For Bangladesh, Kishwar has already won
Kishwar Chowdhury, the Aussie home cook of Bangladeshi origin, didn't win the MasterChef Australia title. She placed third. But for us, Bangladeshis who have been closely following her rise and rise on arguably the most popular reality show on food, Kishwar has already won.
At the risk of making a hyperbole, it can be said that up until now, no one had the courage to put everyday Bangladeshi home-cooked food in a pride of place on a global stage. Food that we eat every day at home unceremoniously. Food we don't consider "special" enough to serve to guests, let alone to foreigners.
For us, Kishwar has won because she has shown the world that Bangladeshi food isn't another subcategory under Indian food. She strongly believes in the integrity of our unpretentious food where the ingredients are few, the bold flavours speak for themselves, and the cook cannot hide behind razzle dazzle.

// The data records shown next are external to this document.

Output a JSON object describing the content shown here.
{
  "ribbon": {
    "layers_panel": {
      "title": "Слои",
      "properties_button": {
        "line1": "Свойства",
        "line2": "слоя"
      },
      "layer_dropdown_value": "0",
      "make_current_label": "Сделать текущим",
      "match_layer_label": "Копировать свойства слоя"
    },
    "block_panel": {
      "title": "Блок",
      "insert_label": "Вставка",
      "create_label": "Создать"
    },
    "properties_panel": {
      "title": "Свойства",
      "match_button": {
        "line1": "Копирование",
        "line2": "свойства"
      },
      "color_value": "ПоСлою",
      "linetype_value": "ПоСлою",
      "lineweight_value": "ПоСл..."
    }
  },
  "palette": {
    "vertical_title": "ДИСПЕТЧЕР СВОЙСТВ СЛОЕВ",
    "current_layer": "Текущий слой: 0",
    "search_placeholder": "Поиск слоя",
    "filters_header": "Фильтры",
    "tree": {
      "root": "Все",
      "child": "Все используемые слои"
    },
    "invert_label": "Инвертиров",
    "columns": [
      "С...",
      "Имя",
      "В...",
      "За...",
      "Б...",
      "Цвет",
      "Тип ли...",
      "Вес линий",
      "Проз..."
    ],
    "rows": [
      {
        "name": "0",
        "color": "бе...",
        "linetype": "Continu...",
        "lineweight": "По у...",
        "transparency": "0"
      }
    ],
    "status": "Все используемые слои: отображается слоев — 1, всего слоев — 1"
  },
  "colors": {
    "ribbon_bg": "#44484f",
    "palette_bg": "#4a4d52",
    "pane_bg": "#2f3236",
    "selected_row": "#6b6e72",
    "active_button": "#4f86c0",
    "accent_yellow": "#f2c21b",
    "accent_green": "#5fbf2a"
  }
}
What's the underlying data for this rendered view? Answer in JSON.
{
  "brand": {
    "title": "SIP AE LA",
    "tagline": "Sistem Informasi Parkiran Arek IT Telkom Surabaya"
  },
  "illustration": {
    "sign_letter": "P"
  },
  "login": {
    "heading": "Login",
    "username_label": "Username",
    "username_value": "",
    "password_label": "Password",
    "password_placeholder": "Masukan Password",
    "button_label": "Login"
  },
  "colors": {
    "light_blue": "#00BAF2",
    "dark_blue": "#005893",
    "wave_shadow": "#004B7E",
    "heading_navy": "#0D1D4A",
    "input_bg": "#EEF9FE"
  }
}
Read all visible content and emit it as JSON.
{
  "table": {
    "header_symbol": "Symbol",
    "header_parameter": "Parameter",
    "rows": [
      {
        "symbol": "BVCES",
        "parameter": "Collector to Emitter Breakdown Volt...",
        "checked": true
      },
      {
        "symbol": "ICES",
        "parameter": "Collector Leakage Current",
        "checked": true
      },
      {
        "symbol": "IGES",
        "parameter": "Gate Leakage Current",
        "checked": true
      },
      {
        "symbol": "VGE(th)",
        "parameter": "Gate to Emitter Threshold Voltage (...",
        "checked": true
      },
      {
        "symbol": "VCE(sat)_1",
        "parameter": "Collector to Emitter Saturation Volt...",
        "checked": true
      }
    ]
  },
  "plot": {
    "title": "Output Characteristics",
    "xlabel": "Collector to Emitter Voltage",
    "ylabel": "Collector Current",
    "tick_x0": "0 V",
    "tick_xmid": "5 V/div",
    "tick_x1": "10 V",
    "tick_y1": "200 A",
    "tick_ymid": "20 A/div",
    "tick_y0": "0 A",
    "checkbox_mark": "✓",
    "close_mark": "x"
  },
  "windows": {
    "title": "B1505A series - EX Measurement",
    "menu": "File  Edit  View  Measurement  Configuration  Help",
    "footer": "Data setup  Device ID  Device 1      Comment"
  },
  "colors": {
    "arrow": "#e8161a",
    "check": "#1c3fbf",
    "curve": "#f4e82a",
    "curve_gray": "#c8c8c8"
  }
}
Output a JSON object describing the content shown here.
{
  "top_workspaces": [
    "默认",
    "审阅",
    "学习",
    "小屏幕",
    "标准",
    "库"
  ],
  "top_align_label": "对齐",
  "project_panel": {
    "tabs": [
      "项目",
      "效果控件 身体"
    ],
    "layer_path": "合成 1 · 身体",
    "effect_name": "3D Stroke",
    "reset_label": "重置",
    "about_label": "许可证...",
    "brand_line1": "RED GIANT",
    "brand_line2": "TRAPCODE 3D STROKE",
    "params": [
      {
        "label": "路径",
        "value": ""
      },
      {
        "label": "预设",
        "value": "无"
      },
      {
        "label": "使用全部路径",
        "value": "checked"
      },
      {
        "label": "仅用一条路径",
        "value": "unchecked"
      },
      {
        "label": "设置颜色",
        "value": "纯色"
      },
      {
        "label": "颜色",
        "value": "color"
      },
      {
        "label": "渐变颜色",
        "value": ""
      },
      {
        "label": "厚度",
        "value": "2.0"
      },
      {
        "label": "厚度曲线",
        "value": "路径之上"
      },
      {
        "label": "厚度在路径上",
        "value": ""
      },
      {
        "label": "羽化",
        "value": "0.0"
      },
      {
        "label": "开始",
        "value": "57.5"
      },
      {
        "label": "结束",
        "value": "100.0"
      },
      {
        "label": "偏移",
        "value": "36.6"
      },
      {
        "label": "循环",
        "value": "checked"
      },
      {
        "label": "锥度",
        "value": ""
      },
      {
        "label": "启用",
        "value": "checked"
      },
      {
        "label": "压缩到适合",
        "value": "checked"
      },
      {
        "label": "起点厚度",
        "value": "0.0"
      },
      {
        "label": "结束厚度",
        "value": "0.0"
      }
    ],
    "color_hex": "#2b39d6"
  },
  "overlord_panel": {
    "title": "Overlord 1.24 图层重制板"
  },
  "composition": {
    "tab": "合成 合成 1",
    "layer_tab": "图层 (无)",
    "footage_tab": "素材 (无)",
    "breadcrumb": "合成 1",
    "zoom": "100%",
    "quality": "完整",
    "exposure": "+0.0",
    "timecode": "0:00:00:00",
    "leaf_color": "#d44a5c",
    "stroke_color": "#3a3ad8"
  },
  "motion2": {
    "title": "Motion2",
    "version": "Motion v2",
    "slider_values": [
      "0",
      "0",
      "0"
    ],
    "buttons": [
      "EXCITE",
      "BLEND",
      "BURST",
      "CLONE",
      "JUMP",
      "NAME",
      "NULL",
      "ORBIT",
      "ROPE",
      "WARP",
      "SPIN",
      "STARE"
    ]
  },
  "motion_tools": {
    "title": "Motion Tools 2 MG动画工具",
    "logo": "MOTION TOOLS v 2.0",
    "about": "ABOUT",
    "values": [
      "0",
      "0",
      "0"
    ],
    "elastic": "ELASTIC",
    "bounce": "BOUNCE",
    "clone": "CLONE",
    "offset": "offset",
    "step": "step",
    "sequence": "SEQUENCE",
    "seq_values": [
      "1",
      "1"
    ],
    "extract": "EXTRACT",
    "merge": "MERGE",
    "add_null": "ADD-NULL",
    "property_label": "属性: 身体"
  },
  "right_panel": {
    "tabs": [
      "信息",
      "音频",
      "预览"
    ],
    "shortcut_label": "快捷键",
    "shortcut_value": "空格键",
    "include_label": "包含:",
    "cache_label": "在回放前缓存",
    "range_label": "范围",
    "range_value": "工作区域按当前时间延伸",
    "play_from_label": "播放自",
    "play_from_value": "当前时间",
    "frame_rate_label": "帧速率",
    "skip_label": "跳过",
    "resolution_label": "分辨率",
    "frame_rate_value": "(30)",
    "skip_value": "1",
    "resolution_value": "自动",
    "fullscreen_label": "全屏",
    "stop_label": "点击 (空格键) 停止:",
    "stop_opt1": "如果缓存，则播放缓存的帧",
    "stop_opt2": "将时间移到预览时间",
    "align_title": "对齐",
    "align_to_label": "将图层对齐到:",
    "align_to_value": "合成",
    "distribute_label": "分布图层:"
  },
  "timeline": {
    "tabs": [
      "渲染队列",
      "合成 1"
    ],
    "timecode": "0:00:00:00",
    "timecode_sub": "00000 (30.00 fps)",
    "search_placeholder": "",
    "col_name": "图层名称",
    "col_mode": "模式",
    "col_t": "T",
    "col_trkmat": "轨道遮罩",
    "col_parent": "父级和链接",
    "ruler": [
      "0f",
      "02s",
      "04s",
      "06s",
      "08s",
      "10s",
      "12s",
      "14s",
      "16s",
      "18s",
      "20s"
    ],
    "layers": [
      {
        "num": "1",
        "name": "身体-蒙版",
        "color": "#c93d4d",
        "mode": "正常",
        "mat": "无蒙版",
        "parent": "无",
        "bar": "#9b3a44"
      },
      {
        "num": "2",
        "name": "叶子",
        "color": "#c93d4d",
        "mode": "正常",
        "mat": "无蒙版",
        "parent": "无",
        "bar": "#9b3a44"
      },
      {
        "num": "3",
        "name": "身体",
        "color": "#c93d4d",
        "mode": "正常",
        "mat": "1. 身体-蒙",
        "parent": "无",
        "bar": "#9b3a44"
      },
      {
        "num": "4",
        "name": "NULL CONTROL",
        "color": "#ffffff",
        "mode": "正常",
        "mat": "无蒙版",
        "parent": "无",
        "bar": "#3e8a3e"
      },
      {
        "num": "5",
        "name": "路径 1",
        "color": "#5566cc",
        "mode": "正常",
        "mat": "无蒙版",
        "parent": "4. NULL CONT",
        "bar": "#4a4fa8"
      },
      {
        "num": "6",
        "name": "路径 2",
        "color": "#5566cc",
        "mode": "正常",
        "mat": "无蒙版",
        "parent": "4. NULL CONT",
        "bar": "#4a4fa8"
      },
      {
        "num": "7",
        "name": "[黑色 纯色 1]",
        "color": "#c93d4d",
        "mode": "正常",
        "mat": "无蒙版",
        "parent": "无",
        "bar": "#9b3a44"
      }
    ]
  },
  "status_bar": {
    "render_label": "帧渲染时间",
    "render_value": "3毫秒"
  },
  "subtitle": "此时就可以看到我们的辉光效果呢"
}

When this season of MasterChef started and Kishwar was introduced, viewers in Bangladesh were naturally delighted. When she said she had a "small dream" of highlighting Bangladeshi food on the show, perhaps most of us took it casually.
But then as the season progressed, she demonstrated that she meant what she said. Starting from "machher jhol" to "jau bhaat", "lau chingri", "begun bhorta" to the inventive dessert highlighting "paan" -- her trajectory has generated immense interest not just in her home country Australia and ancestral home Bangladesh, but also in India.
In her own words while talking to The Daily Star: "My father is from Bangladesh, and was a freedom fighter. He moved to Australia about 50 years ago as a student and met my mother, who is from Kolkata. I was born and brought up here in Australia. I moved to Dhaka and lived there for five years for work. My in-laws are based in Dhaka and I used to travel there four to five times a year pre-Covid. Therefore, living and working in Bangladesh played a role in shaping me.
"I'm a versatile cook with affinity for all different cuisines, like any metropolitan person. When I do cook Bengali food though, I get a sense of pride. I think that shows," she said.
Kishwar's masterstroke came in the MasterChef grand finale, when she served "panta bhaat-aloo bhorta" as her final dish to the judges.
Here's why this mattered: "panta bhaat-aloo bhorta" is quintessentially Bangladeshi. We eat it on the first day of the Bangla year, but we think it's too plebeian to serve to outsiders.
What better way to say that as a nation we've arrived on the global food stage, than serve something as humbly Bangladeshi as this?
You may not be MasterChef Australia, Kishwar, but you're certainly MasterChef Bangladesh.